In this appeal, we apply the discovery rule to fraud claims under common law and the Consumer Fraud Act arising from the sale of commercial real property. The seller and his lender, both defendants, knew about environmental contamination on the property, which they partly remediated before the closing. Rather than disclose that information, the seller provided plaintiff an affidavit stating that he was unaware of any contamination on the site. In reversing the summary judgment dismissal on statute of limitations grounds, we hold that discovery did not occur until plaintiff was aware of facts indicating defendant knew his statements were false, and intended plaintiff to rely upon their falsity. We base this on the rule that a plaintiff cannot discover the basis for a fraud claim until he is aware of facts establishing the essential elements of the claim, one of which is mens rea. 

Rachel A. Parsons v. Mullica Township Board of Education (A-69-14;

Rachel A. Parsons v. Mullica Township Board of Education (A-69-14; 075859) 

The failure to timely communicate the results of a preventative public health examination falls within the purview of N.J.S.A. 59:6-4. Therefore, defendants are immune from liability under the TCA. The Court further holds that immunizing defendants under N.J.S.A. 59:6-4 does not render meaningless the provisions of N.J.A.C. 6A:16-2.2(1)(6). 

Salvatore Puglia v. Elk Pipeline, Inc. (A-38-14; 075171)

 Salvatore Puglia v. Elk Pipeline, Inc. 
(A-38-14; 075171) 

Under the circumstances here, Puglia’s CEPA claim, which neither requires interpretation of the CBA nor presents a question that would be within the jurisdiction of the NLRB, is not preempted by the LMRA or the NLRA. 

Northwest Bergen County Utilities Authority v. Kathleen A. Donovan (A-36/37-14;

Northwest Bergen County Utilities Authority v. Kathleen A. Donovan (A-36/37-14; 075060) 

The County Executive’s termination of the Authority commissioners was not conducted in accordance with her authority, and her unilateral action was contrary to and in violation of N.J.S.A. 40:14B-16. Likewise, the County Executive’s use of the veto power to diminish the compensation (the $5000 stipend) being paid to the commissioners since 1979 violated N.J.S.A. 40:14B-17 and must be declared void.
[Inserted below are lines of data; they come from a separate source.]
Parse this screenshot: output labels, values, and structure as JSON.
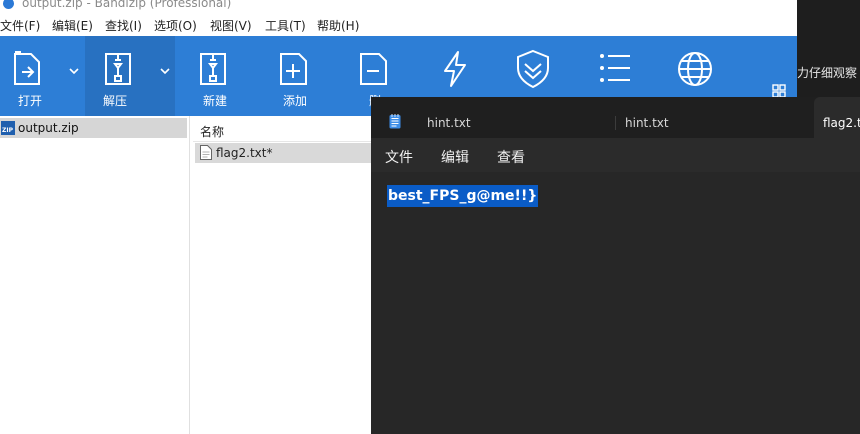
{
  "bandizip": {
    "window_title": "output.zip - Bandizip (Professional)",
    "menu": [
      "文件(F)",
      "编辑(E)",
      "查找(I)",
      "选项(O)",
      "视图(V)",
      "工具(T)",
      "帮助(H)"
    ],
    "toolbar": {
      "open": "打开",
      "extract": "解压",
      "new": "新建",
      "add": "添加",
      "delete": "删"
    },
    "tree": {
      "archive_name": "output.zip",
      "zip_badge": "ZIP"
    },
    "list": {
      "name_header": "名称",
      "files": [
        "flag2.txt*"
      ]
    },
    "background_text": "力仔细观察"
  },
  "notepad": {
    "tabs": [
      "hint.txt",
      "hint.txt",
      "flag2.t"
    ],
    "menu": [
      "文件",
      "编辑",
      "查看"
    ],
    "selected_text": "best_FPS_g@me!!}"
  },
  "colors": {
    "toolbar_blue": "#2d7ed6",
    "selection_blue": "#0a5cc7",
    "notepad_bg": "#272727"
  }
}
However, in respect of the health benefits provided to the commissioners in more recent years, the County Executive’s supervisory authority to review and reject Authority action through her veto power is broad and easily encompasses authority to disapprove such administrative action. 

Sunday, August 14, 2016



In a case of first impression, we hold that an attorney's pledge of anticipated counsel fees can be considered a receivable under UCC Article 9 and a creditor may perfect a security interest in those fees that were pledged as collateral for a loan made to the attorney. Because the creditor filed a UCC-1 financing statement and fully complied with Article 9, it had a perfected security interest which attached, even though the counsel fees had not been awarded, and enjoyed priority over subsequent lien creditors claiming against the same collateral. 

Stephen Meehan v. Peter Antonellis, DMD (A-45-14

Stephen Meehan v. Peter Antonellis, DMD 
(A-45-14; 075265) 

The enhanced requirements of section 41 of the Patients First Act which govern the qualifications of persons permitted to submit an affidavit of merit, or provide expert testimony, in a medical malpractice action, apply only in medical malpractice actions. In all other actions against a licensed professional, section 27 of the AOM statute prescribes the qualifications of the person who may submit an affidavit of merit against a licensed professional. The affidavit of merit that plaintiff submitted in this action, from a licensed dentist with experience in the treatment of sleep apnea, satisfies section 27. The trial court therefore improperly dismissed the complaint. 

Cypress Point Condominium Association, Inc. v. Adria Towers, LLC (A-13/14-15;

Cypress Point Condominium Association, Inc. v. Adria Towers, LLC (A-13/14-15; 076348) 

The consequential damages caused by the subcontractors’ faulty workmanship constitute “property damage,” and the event resulting in that damage – water from rain flowing into the interior of the property due to the subcontractors’ faulty workmanship – is an “occurrence” under the plain language of the CGL policies at issue here.